“Don’t you understand how Cho’s feeling at the moment?” [Hermione] asked.
“No,” said Ron and Harry together.
Hermione sighed and laid down her quill.
“Well, obviously, she’s feeling very sad, because of Cedric dying. Then I expect she’s feeling confused because she liked Cedric and now she likes Harry, and she can’t work out who she likes best. Then she’ll be feeling guilty, thinking it’s an insult to Cedric’s memory to be kissing Harry at all, and she’ll be worrying about what everyone else might say about her if she starts going out with Harry. And she probably can’t work out what her feelings toward Harry are anyway, because he was the one who was with Cedric when Cedric died, so that’s all very mixed up and painful. Oh, and she’s afraid she’s going to be thrown off the Ravenclaw Quidditch team because she’s been flying so badly.”
A slightly stunned silence greeted the end of this speech, then Ron said, “One person can’t feel all that at once, they’d explode.”
“Just because you’ve got the emotional range of a teaspoon doesn’t mean we all have,” said Hermione nastily, picking up her her quill again.
Among the feelings I’m experiencing today are:
- excitement about my burgeoning journalism club at school
- distress at how school-eaten doughnuts aren’t shedding like they used to
- sorrow at missing my ex
- determination to not get sucked back into a relationship that was clearly not working
- resentful that my family expects me to travel Back East for the holidays each year
- anticipation about getting my small-plane pilot’s license
- concern over my NJ best friend’s health
- expectancy for my meeting with my financial advisor
- chagrin over not sending my brother a timely birthday card
- hope/hopelessness over these dating apps
- inspiration toward acquiring updated home decor
- self-reproach over avoiding my personal writing
- gratitude and awe in continuing to establish a career path I love
- curiosity/sadness about who to invite to the opera series I’d bought when I was with J.
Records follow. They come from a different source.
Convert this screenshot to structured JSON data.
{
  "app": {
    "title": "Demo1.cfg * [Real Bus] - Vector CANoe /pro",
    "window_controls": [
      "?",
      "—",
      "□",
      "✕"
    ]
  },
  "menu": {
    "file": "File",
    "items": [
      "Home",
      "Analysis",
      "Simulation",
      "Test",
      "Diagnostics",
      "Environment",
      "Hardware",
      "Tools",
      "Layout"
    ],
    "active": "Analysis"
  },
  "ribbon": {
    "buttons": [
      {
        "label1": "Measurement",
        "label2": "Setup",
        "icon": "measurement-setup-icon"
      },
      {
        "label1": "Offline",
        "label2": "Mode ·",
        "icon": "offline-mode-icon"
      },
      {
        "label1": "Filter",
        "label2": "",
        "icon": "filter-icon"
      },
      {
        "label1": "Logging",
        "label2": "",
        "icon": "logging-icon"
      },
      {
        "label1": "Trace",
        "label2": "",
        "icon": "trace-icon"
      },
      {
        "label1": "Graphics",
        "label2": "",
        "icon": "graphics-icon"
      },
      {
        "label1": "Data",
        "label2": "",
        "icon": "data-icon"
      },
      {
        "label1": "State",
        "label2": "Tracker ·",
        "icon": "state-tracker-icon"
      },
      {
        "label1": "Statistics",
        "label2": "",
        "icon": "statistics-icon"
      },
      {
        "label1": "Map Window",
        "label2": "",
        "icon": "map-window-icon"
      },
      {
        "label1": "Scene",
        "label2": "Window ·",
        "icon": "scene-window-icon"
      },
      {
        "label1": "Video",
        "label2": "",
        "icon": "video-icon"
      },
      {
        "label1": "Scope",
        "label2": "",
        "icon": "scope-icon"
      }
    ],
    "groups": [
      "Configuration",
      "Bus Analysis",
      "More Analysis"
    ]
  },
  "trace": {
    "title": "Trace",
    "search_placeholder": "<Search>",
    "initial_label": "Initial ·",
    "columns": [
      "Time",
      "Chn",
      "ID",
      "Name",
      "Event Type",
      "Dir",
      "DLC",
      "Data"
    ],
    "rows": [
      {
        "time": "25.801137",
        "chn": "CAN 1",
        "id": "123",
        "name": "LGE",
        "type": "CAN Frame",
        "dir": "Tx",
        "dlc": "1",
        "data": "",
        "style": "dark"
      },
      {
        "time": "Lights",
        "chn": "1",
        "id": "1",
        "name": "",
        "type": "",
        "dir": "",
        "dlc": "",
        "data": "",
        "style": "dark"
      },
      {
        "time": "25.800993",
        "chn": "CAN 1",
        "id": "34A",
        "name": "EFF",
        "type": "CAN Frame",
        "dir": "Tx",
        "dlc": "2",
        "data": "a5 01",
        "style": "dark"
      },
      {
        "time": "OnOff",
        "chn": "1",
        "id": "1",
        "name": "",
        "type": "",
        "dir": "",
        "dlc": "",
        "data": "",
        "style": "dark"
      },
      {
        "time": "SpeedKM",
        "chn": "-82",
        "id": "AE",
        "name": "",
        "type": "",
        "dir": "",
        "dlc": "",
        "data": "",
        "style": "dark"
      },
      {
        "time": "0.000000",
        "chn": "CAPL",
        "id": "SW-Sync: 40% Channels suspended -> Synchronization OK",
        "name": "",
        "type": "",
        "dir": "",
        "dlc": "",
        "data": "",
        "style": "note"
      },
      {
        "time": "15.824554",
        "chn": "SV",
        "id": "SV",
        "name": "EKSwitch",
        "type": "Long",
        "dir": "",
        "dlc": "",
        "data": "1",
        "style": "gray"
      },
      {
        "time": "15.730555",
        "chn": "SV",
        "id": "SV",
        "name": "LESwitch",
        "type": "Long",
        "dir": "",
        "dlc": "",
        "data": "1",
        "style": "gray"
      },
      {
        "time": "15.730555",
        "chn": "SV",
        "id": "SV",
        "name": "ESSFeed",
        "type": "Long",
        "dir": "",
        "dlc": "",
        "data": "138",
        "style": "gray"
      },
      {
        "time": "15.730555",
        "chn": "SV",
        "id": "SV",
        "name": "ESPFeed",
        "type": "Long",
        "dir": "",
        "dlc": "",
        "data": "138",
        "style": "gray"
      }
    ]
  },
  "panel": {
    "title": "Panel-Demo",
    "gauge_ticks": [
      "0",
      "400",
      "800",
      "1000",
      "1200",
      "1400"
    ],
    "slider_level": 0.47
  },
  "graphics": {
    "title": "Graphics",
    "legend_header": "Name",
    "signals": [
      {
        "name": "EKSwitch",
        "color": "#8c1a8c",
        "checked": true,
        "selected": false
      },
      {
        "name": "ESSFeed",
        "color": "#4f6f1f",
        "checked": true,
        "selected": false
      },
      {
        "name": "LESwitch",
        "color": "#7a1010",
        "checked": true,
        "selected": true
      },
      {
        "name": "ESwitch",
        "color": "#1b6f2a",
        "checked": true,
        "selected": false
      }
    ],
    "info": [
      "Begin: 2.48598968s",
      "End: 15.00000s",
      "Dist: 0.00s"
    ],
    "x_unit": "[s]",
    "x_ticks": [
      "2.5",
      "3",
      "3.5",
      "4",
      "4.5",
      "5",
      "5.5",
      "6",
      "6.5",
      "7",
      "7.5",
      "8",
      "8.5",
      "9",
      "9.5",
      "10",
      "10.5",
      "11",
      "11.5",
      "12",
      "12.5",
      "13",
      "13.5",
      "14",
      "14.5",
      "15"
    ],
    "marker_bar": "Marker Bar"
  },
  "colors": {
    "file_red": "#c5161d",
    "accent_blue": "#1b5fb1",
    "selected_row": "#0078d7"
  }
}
Clearly, I have no problem holding multiple emotions at once! But before I languish in overwhelm or analyzation, I’m going to get up and cook those 15 pounds of vegetables I purchased yesterday. Knowing my emotions is awareness; analyzing them is useless.
Out of my head, and into my body. Go.